WESTPORT — Lifelong journalist and longtime Westporter Woody Klein died at age 90 last month, leaving a wide-ranging impact on those that loved and worked alongside him.

“He had a great generosity of spirit,” his wife Audrey Klein recalled. “He was always present, meaning always here, always involved and always caring.”

The New York native died on Feb. 11 at his Regent’s Park home after a brief illness. Audrey, 83, said Woody’s passions for his career and others were evident since the first day they met, when she was 24.

“His work kept him going,” she said. “He had tremendous passion for his work. He always had good ideas and found ways to express himself through his writing.”

In his 65-year professional career, Woody became an award-winning writer and author, working as a reporter for The Washington Post, a New York City mayoral press secretary, a communications executive for IBM and later as editor of the Westport News in 1992. During his tenure, the newspaper was selected by the Suburban Newspapers of America in 1996 as “The Best Community Newspaper in America.”

Dieter Stanko, a former Westport News reporter, remembered his time with Woody favorably.

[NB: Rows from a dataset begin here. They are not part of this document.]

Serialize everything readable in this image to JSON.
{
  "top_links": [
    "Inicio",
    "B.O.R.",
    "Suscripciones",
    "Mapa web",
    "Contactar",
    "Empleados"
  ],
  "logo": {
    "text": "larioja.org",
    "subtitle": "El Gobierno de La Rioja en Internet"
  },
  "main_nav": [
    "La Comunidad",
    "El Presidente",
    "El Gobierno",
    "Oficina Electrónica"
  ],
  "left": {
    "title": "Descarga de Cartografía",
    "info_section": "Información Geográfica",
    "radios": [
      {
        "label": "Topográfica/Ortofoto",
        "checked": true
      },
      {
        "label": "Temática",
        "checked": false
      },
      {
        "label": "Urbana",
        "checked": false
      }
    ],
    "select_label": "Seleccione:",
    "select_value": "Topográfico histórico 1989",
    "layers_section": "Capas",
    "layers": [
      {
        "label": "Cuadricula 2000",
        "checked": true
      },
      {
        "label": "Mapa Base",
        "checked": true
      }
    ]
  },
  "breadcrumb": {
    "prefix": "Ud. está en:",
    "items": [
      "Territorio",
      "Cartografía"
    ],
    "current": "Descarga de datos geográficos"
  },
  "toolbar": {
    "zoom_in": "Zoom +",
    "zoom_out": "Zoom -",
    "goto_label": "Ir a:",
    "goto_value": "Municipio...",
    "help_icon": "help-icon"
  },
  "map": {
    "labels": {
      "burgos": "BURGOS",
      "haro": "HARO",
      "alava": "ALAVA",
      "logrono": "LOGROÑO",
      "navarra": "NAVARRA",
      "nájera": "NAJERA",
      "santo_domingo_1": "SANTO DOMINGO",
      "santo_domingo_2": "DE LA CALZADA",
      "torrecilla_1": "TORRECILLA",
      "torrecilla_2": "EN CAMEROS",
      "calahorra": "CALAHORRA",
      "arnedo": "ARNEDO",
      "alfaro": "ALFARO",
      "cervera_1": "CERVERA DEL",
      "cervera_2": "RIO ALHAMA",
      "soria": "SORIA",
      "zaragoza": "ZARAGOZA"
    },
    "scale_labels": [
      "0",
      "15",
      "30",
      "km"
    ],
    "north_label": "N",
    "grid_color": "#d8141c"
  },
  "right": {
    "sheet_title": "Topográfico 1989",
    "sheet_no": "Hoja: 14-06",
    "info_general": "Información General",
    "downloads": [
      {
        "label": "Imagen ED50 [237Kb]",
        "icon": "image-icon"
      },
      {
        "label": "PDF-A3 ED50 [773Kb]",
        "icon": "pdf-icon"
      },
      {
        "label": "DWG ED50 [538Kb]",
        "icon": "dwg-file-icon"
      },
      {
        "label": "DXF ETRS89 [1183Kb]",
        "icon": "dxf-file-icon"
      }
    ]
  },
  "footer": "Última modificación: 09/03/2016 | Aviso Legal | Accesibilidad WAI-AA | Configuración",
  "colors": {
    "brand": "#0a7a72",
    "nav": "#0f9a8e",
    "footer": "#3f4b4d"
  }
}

“He was a very hard worker, prolific writer and a demanding editor to work for, but he was also kind and understanding,” Stanko said, noting Woddy cared about running the best newspaper he could. “And he had a good sense of humor. We shared quite a few running jokes during the years.”

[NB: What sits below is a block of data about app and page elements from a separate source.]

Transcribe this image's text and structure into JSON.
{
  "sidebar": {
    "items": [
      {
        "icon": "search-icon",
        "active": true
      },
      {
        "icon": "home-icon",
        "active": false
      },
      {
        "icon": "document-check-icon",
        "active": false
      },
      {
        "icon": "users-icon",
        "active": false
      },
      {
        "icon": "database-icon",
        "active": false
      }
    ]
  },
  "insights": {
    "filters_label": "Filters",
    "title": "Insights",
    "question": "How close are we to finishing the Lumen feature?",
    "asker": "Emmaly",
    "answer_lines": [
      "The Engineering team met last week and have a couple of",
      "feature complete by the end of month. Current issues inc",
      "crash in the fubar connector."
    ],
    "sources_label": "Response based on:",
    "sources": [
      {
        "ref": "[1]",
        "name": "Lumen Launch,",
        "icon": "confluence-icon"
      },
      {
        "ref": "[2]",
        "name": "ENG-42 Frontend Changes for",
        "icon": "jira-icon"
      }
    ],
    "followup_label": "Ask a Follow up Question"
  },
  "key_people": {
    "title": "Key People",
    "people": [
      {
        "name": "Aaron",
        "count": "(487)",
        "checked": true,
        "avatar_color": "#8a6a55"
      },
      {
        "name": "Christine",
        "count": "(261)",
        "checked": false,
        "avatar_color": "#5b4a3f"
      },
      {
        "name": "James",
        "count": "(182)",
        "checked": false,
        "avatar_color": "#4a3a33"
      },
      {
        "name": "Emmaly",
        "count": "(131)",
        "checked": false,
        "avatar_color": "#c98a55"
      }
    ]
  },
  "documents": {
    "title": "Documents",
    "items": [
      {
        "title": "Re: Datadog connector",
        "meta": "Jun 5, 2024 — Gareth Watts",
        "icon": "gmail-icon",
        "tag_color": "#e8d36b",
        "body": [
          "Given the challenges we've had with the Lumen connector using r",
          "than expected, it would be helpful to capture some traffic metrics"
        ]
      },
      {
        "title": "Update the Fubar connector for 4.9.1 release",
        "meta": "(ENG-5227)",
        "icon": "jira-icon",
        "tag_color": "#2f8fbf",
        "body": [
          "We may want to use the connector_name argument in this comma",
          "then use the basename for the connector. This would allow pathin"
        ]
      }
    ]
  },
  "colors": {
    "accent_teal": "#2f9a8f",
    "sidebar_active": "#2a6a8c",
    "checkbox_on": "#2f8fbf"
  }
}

One memory that stuck out in Stanko’s mind was when when Woody asked him investigate a property on Blue Ribbon Drive that was rumored to be drug stash house.

“I was the police reporter at the time and he asked me to look into this,” Stanko recalled. “Of course, this seemed a ridiculous thing to be happening in Westport, and the police officials I asked about this had a good laugh at this.”

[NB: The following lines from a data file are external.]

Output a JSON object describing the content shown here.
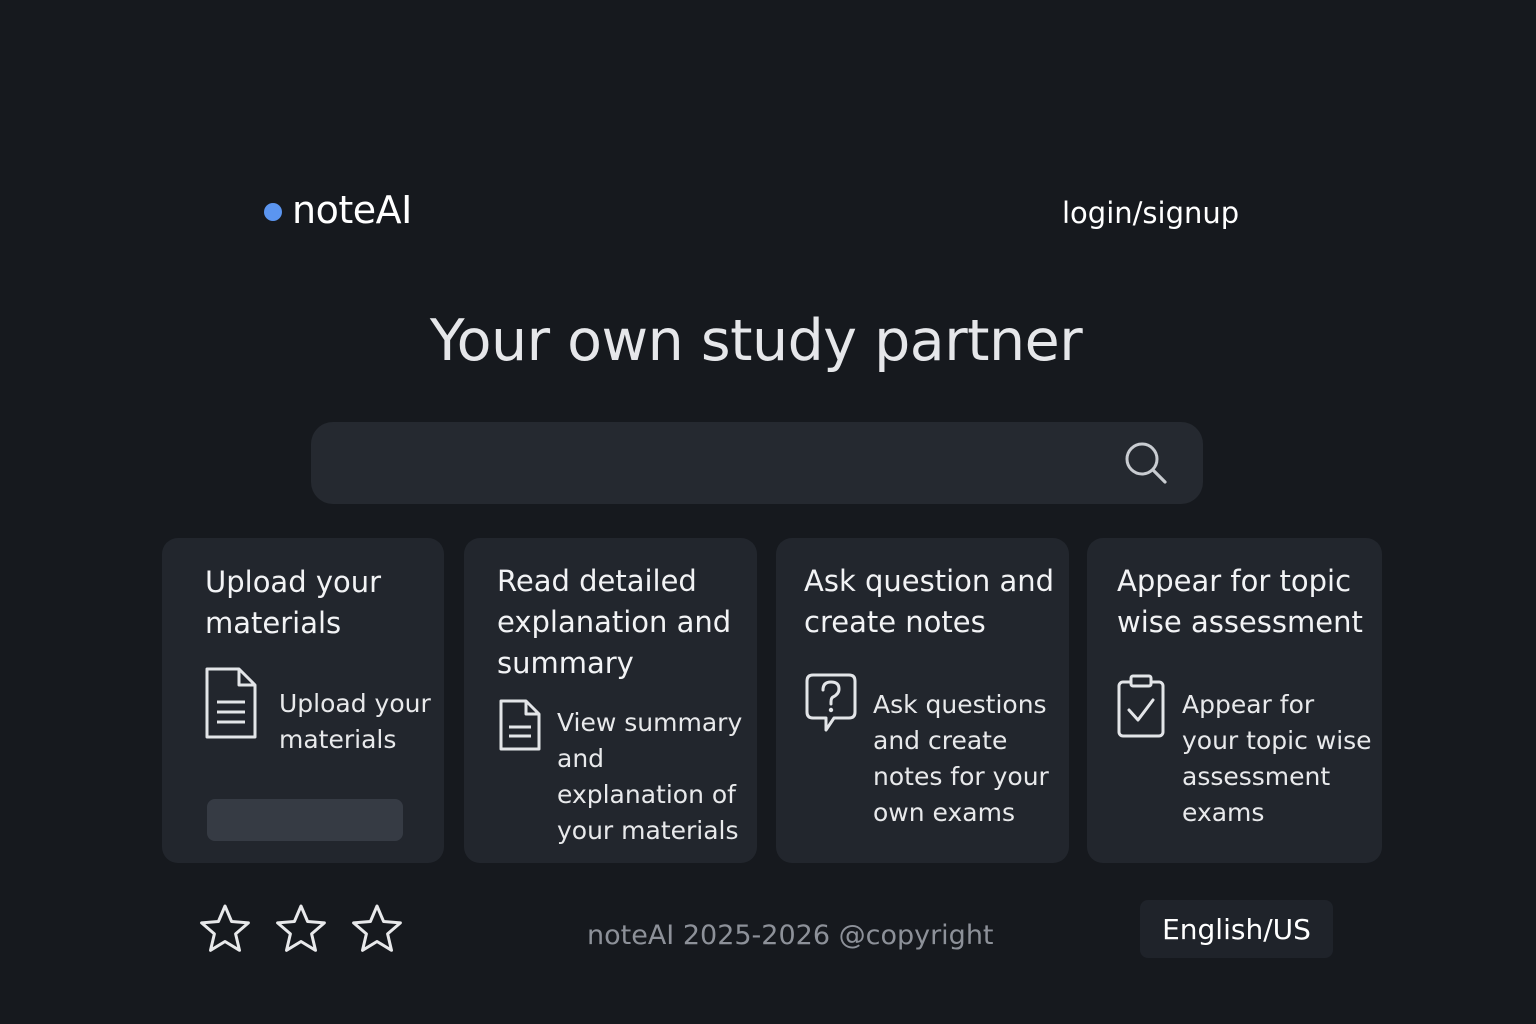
{
  "brand": {
    "name": "noteAI",
    "dot_color": "#5b95f0"
  },
  "header": {
    "login_label": "login/signup"
  },
  "hero": {
    "title": "Your own study partner"
  },
  "search": {
    "placeholder": "",
    "value": "",
    "icon": "search-icon"
  },
  "cards": [
    {
      "title": "Upload your materials",
      "icon": "document-icon",
      "description": "Upload your materials",
      "has_button": true
    },
    {
      "title": "Read detailed explanation and summary",
      "icon": "document-icon",
      "description": "View summary and explanation of your materials"
    },
    {
      "title": "Ask question and create notes",
      "icon": "question-bubble-icon",
      "description": "Ask questions and create notes for your own exams"
    },
    {
      "title": "Appear for topic wise assessment",
      "icon": "clipboard-check-icon",
      "description": "Appear for your topic wise assessment exams"
    }
  ],
  "footer": {
    "stars": [
      "star-icon",
      "star-icon",
      "star-icon"
    ],
    "copyright": "noteAI 2025-2026 @copyright",
    "language": "English/US"
  }
}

A few weeks later, he said, the FBI and DEA staged an early morning raid at the house, which turned out to be a drug stash house.

“That was quite a story,” Stanko said.

Woody’s penchant for news and work ethic kept him busy, but his dedication inspired both colleagues and family alike.

Woody’s daughter, Wendy, expressed admiration for her dad’s passion for social justice.

“He always questioned why and was never satisfied with superficial explanations,” she said. “His commitment to his work was inspring to me, and he encouraged me to find a meaningful path in life.”

Woody’s love for the written word was also shared by his wife.

“He gave me every manuscript he wrote,” Audrey said. “I would review them before he sent it to the publishing company. ... We always worked alongside each other.”

Throughout his life, Woody wrote several books, including “Let in the Sun,” which expanded on his award-winning series that examined poverty in a New York slum.

But most Westporters remember Woody for being deeply involved around town. In addition to his role as newspaper editor, he served on the Representative Town Meeting and authored “Westport Connecticut: The Story of a New England Town’s Rise to Prominence.”

From his enthusiasm about politics to his love for people, Audrey said she’ll always be awe of the man Woody was.

“He was a joy in my life and just a wonderful human being,” she said. “With our 58 years together like anybody else, there’s ups and downs, dark and light, but as a whole it was a great, great experience.”

Klein is survived by his wife, Audrey, of Westport; his daughter, Wendy, and her husband, Howard Lippitt of Long Beach, Calif.; his niece, Judith Willison and her husband, Joel Haycock, of Cambridge, Mass.; his brother-in-law, Paul Lehman, and his wife, Angela, of Santa Fe, N.M.; and his nephew Mark Lehman, of New York City.

dj.simmons@hearstmediact.com